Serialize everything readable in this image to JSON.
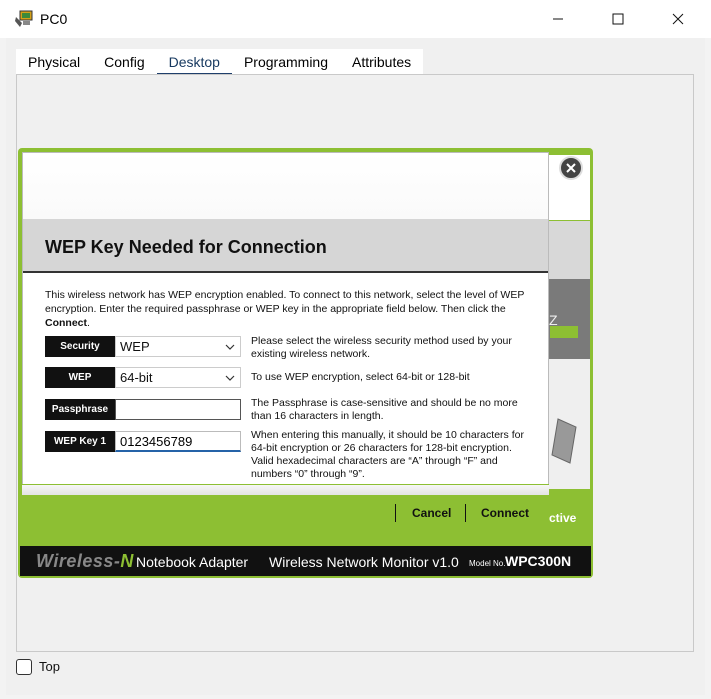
{
  "window": {
    "title": "PC0",
    "app_icon": "pc-icon",
    "controls": {
      "minimize": "minimize-icon",
      "maximize": "maximize-icon",
      "close": "close-icon"
    }
  },
  "tabs": [
    {
      "label": "Physical",
      "active": false
    },
    {
      "label": "Config",
      "active": false
    },
    {
      "label": "Desktop",
      "active": true
    },
    {
      "label": "Programming",
      "active": false
    },
    {
      "label": "Attributes",
      "active": false
    }
  ],
  "background_app": {
    "partial_text_z": "Z",
    "partial_text_active": "ctive",
    "close_icon": "close-circle-icon",
    "footer": {
      "brand_prefix": "Wireless-",
      "brand_n": "N",
      "adapter": "Notebook Adapter",
      "monitor": "Wireless Network Monitor  v1.0",
      "model_no_label": "Model No.",
      "model": "WPC300N"
    }
  },
  "dialog": {
    "title": "WEP Key Needed for Connection",
    "description_pre": "This wireless network has WEP encryption enabled. To connect to this network, select the level of WEP encryption. Enter the required passphrase or WEP key in the appropriate field below. Then click the ",
    "description_bold": "Connect",
    "description_post": ".",
    "security": {
      "label": "Security",
      "value": "WEP",
      "hint": "Please select the wireless security method used by your existing wireless network."
    },
    "wep": {
      "label": "WEP",
      "value": "64-bit",
      "hint": "To use WEP encryption, select 64-bit or 128-bit"
    },
    "passphrase": {
      "label": "Passphrase",
      "value": "",
      "hint": "The Passphrase is case-sensitive and should be no more than 16 characters in length."
    },
    "wep_key_1": {
      "label": "WEP Key 1",
      "value": "0123456789",
      "hint": "When entering this manually, it should be 10 characters for 64-bit encryption or 26 characters for 128-bit encryption. Valid hexadecimal characters are “A” through “F” and numbers “0”  through “9”."
    },
    "buttons": {
      "cancel": "Cancel",
      "connect": "Connect"
    }
  },
  "footer_window": {
    "top_label": "Top",
    "top_checked": false
  }
}
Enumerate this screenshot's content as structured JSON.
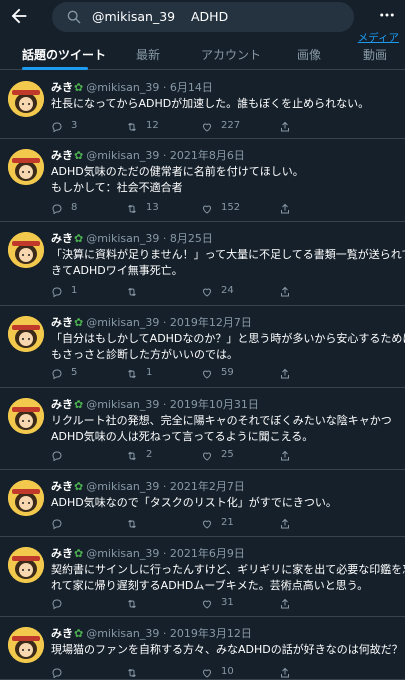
{
  "search": {
    "query": "@mikisan_39    ADHD"
  },
  "media_link": "メディア",
  "tabs": [
    {
      "label": "話題のツイート"
    },
    {
      "label": "最新"
    },
    {
      "label": "アカウント"
    },
    {
      "label": "画像"
    },
    {
      "label": "動画"
    }
  ],
  "tweets": [
    {
      "name": "みき",
      "handle": "@mikisan_39 · 6月14日",
      "text": "社長になってからADHDが加速した。誰もぼくを止められない。",
      "replies": "3",
      "retweets": "12",
      "likes": "227"
    },
    {
      "name": "みき",
      "handle": "@mikisan_39 · 2021年8月6日",
      "text": "ADHD気味のただの健常者に名前を付けてほしい。\nもしかして：社会不適合者",
      "replies": "8",
      "retweets": "13",
      "likes": "152"
    },
    {
      "name": "みき",
      "handle": "@mikisan_39 · 8月25日",
      "text": "「決算に資料が足りません！」って大量に不足してる書類一覧が送られて\nきてADHDワイ無事死亡。",
      "replies": "1",
      "retweets": "",
      "likes": "24"
    },
    {
      "name": "みき",
      "handle": "@mikisan_39 · 2019年12月7日",
      "text": "「自分はもしかしてADHDなのか？」と思う時が多いから安心するために\nもさっさと診断した方がいいのでは。",
      "replies": "5",
      "retweets": "1",
      "likes": "59"
    },
    {
      "name": "みき",
      "handle": "@mikisan_39 · 2019年10月31日",
      "text": "リクルート社の発想、完全に陽キャのそれでぼくみたいな陰キャかつ\nADHD気味の人は死ねって言ってるように聞こえる。",
      "replies": "",
      "retweets": "2",
      "likes": "25"
    },
    {
      "name": "みき",
      "handle": "@mikisan_39 · 2021年2月7日",
      "text": "ADHD気味なので「タスクのリスト化」がすでにきつい。",
      "replies": "",
      "retweets": "",
      "likes": "21"
    },
    {
      "name": "みき",
      "handle": "@mikisan_39 · 2021年6月9日",
      "text": "契約書にサインしに行ったんすけど、ギリギリに家を出て必要な印鑑を忘\nれて家に帰り遅刻するADHDムーブキメた。芸術点高いと思う。",
      "replies": "",
      "retweets": "",
      "likes": "31"
    },
    {
      "name": "みき",
      "handle": "@mikisan_39 · 2019年3月12日",
      "text": "現場猫のファンを自称する方々、みなADHDの話が好きなのは何故だ？",
      "replies": "",
      "retweets": "",
      "likes": "10"
    }
  ],
  "colors": {
    "background": "#15202b",
    "accent": "#1d9bf0",
    "muted": "#8899a6",
    "border": "#38444d"
  },
  "icons": [
    "back-arrow-icon",
    "search-icon",
    "more-icon",
    "reply-icon",
    "retweet-icon",
    "like-icon",
    "share-icon"
  ]
}
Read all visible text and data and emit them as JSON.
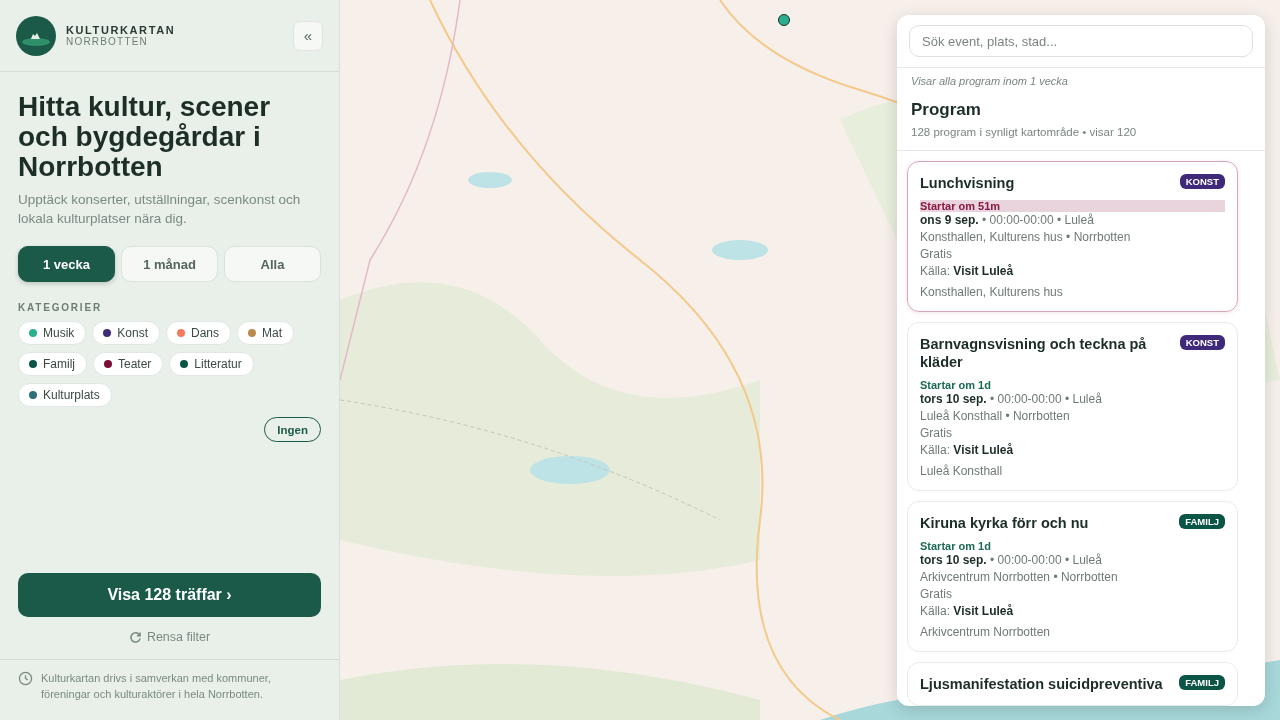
{
  "brand": {
    "name": "KULTURKARTAN",
    "region": "NORRBOTTEN",
    "collapse": "«"
  },
  "heading": "Hitta kultur, scener och bygdegårdar i Norrbotten",
  "intro": "Upptäck konserter, utställningar, scenkonst och lokala kulturplatser nära dig.",
  "periods": [
    {
      "label": "1 vecka",
      "selected": true
    },
    {
      "label": "1 månad",
      "selected": false
    },
    {
      "label": "Alla",
      "selected": false
    }
  ],
  "categories_label": "KATEGORIER",
  "categories": [
    {
      "label": "Musik",
      "color": "#2bb08f"
    },
    {
      "label": "Konst",
      "color": "#3f2a7a"
    },
    {
      "label": "Dans",
      "color": "#f37a5a"
    },
    {
      "label": "Mat",
      "color": "#b98a4a"
    },
    {
      "label": "Familj",
      "color": "#0b5547"
    },
    {
      "label": "Teater",
      "color": "#7a0e3a"
    },
    {
      "label": "Litteratur",
      "color": "#0b5547"
    },
    {
      "label": "Kulturplats",
      "color": "#2e6f7a"
    }
  ],
  "none_button": "Ingen",
  "show_button": "Visa 128 träffar ›",
  "reset": "Rensa filter",
  "footer": "Kulturkartan drivs i samverkan med kommuner, föreningar och kulturaktörer i hela Norrbotten.",
  "panel": {
    "search": {
      "placeholder": "Sök event, plats, stad..."
    },
    "scope": "Visar alla program inom 1 vecka",
    "title": "Program",
    "summary": "128 program i synligt kartområde • visar 120",
    "events": [
      {
        "title": "Lunchvisning",
        "tag": "KONST",
        "color": "#3f2a7a",
        "soon": true,
        "starts": "Startar om 51m",
        "when": "**ons 9 sep.** • 00:00-00:00 • Luleå",
        "venue": "Konsthallen, Kulturens hus • Norrbotten",
        "price": "Gratis",
        "source": "Källa: **Visit Luleå**",
        "location": "Konsthallen, Kulturens hus"
      },
      {
        "title": "Barnvagnsvisning och teckna på kläder",
        "tag": "KONST",
        "color": "#3f2a7a",
        "soon": false,
        "starts": "Startar om 1d",
        "when": "**tors 10 sep.** • 00:00-00:00 • Luleå",
        "venue": "Luleå Konsthall • Norrbotten",
        "price": "Gratis",
        "source": "Källa: **Visit Luleå**",
        "location": "Luleå Konsthall"
      },
      {
        "title": "Kiruna kyrka förr och nu",
        "tag": "FAMILJ",
        "color": "#0b5547",
        "soon": false,
        "starts": "Startar om 1d",
        "when": "**tors 10 sep.** • 00:00-00:00 • Luleå",
        "venue": "Arkivcentrum Norrbotten • Norrbotten",
        "price": "Gratis",
        "source": "Källa: **Visit Luleå**",
        "location": "Arkivcentrum Norrbotten"
      },
      {
        "title": "Ljusmanifestation suicidpreventiva",
        "tag": "FAMILJ",
        "color": "#0b5547",
        "soon": false
      }
    ]
  }
}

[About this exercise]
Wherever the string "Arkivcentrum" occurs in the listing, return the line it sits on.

[Finished exercise]
        "venue": "Arkivcentrum Norrbotten • Norrbotten",
        "location": "Arkivcentrum Norrbotten"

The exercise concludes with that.